#### W2R

##### Moderator Emeritus

The estimate assumes that you will continue making the same amount of money as you did on the most recent year they include (2006, this year), and keep working until the day you are 62, if you claim benefits at 62.

Now for me, that's not too far off since I will quit 7 months short of my 62nd birthday.

Also, the "young dreamers" probably don't want to bother with an estimate, since many of them feel there will be massive changes before they get to 62.

But for others, who may be a couple of years short of retiring in their 50's, remember that the number on your statement depends on the above assumptions.

You can always use one of the calculators at Social Security Online . But how much fun is a stupid online calculator? Not a whole lot. If you are like me, and like to play with things in Excel, you can find out how it is computed, set it up for yourself in Excel, and try different scenarios just for fun. Here is the explanation of how they really compute these estimates for someone born in 1946: Your Retirement Benefit: How It Is Figured (2007)

You can keep playing with it until it seems to be correct, considering the numbers you are seeing on your statement. Maybe try "fudging" the indices a little if you are a long way from 62 - - but I just use the ones they list, since I was born in 1948. Close enough for me.

Then, you can try entering "0" income for years between your planned ER and age 62, to get some idea of how much you might actually get compared with a similar estimate assuming you worked until 62.

I have been doing this for a number of years, without fudging the indices, and my numbers bump up slightly each year as I enter the new indices, as does social security's estimate upon which mine is converging.
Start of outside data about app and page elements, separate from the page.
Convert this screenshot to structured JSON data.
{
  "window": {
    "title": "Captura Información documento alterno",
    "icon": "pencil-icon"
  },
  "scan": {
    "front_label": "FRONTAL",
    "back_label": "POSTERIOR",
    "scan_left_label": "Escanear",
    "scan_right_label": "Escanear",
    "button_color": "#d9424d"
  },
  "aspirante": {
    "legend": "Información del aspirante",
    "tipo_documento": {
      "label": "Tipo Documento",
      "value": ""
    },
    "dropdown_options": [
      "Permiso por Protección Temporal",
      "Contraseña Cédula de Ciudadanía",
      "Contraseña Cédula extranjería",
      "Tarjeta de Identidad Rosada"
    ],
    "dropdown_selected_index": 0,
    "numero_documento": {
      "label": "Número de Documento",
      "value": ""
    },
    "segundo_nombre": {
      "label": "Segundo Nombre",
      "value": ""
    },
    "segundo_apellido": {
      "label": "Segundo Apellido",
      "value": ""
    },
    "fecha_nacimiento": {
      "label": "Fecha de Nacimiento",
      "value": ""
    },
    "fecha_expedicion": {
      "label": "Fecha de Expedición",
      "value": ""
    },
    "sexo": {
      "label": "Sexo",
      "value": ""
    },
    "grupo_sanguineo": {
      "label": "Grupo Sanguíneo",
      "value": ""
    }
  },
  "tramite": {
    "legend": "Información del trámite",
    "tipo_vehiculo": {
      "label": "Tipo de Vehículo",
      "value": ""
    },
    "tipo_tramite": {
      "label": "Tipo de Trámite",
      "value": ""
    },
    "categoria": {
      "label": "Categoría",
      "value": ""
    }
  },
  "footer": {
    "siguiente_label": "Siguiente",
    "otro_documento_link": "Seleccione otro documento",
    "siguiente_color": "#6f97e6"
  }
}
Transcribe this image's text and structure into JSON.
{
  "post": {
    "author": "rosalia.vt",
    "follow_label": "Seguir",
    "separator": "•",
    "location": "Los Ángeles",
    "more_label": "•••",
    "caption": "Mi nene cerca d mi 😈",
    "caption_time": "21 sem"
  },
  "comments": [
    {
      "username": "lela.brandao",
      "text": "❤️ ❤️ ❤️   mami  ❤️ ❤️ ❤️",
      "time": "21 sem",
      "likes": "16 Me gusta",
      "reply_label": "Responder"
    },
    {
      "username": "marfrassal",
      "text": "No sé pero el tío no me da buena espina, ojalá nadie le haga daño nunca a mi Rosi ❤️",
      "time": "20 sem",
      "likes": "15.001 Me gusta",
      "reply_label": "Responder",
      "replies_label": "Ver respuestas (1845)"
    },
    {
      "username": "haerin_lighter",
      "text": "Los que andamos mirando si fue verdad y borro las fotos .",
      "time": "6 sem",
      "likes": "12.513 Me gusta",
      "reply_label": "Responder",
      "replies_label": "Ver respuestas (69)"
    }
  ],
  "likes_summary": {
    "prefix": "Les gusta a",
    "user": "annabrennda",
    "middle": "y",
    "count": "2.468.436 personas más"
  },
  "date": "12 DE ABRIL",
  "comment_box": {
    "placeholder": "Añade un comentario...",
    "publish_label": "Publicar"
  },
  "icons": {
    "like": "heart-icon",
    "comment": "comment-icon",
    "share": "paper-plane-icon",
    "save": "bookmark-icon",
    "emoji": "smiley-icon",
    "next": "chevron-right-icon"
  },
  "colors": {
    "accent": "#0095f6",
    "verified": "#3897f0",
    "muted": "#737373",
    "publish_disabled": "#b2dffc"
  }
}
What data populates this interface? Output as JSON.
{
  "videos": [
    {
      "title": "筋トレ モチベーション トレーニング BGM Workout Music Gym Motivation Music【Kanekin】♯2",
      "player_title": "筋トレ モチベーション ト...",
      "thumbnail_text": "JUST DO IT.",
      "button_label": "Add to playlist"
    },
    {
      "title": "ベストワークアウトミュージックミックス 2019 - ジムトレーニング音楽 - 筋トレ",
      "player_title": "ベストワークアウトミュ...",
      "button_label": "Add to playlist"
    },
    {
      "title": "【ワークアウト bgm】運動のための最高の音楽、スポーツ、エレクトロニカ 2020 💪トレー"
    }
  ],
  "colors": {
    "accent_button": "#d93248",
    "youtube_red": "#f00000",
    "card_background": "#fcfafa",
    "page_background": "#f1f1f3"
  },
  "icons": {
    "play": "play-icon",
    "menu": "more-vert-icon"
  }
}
When it comes to planning, ask social security. But when it come to getting a feel for how this works, you might have some fun playing around with it in Excel.